Electronic medical records can help improve identification and follow-up of infants born to mothers with hepatitis C virus infection, according to study findings published in The Pediatric Infectious Disease Journal.
"Perinatal transmission from mother to her baby is the main route of HCV infection in children," Nazha Abughali, MD, of the department of pediatrics at Case Western Reserve University and MetroHealth Medical Center, Cleveland, told Infectious Diseases in Children. "Pediatricians should be vigilant about identifying and testing all infants born to HCV-infected mothers. Older children and adolescents with history of maternal HCV infection should be identified and tested as well."
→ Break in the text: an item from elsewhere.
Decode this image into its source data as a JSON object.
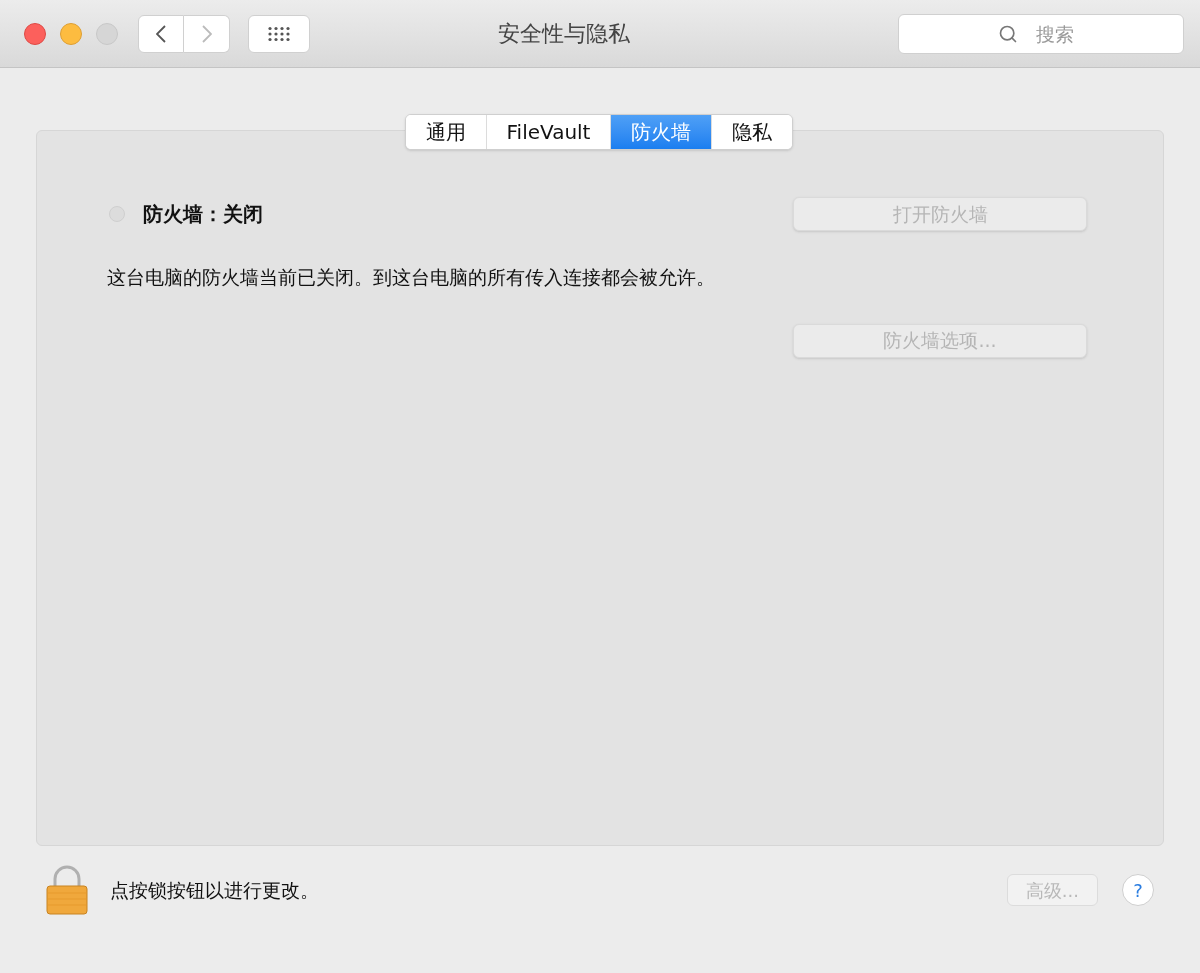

Abughali and colleagues evaluated 279 infants born to HCV-infected mothers between Jan. 1, 1993, and Dec. 31, 2011, to determine how electronic medical record (EMR) and interventions by the Pediatric Infectious Diseases Service could improve follow-up and appropriate testing of these infants.
Before the intervention, there was a 53% identification rate of patients at risk for HCV; this increased to 71% after the intervention. The rate of appropriate follow-up increased from 8% to 50% following intervention.
Seventy-seven out of 111 patients who had inappropriate follow-up had their primary care physicians notified through EMR of the need for HCV testing. Thirty-six percent of those had HCV antibody testing performed. Three patients were identified as having HCV infection.
Patients considered having appropriate HCV testing had antibody testing after age 18 months. Of those with appropriate follow-up, 6.6% were infected with HCV.
“By utilizing special features of the EMR, such as problem list, electronic messaging, monitoring testing and follow-up visits, we were able to improve the identification and appropriate testing and follow-up of infants born to HCV infected mothers,” the researchers wrote. “Other EMR features that could be used in the future to further enhance the identification and follow-up testing of HCV exposed infants would be implementing best practice alerts that can be programmed into the EMR to remind physicians to test for HCV in patients at risk. Also, we could use the EMR to flag the charts of prenatally HCV exposed infants, thus reminding the [primary care physician] to obtain HCV testing by age 18 months.” — by Amber Cox
Nazha Abughali, MD, can be reached at Department of Pediatrics, MetroHealth Medical Center, 2500 MetroHealth Drive, Cleveland, OH 44109; email: email@example.com.
Disclosure: The researchers report no relevant financial disclosures.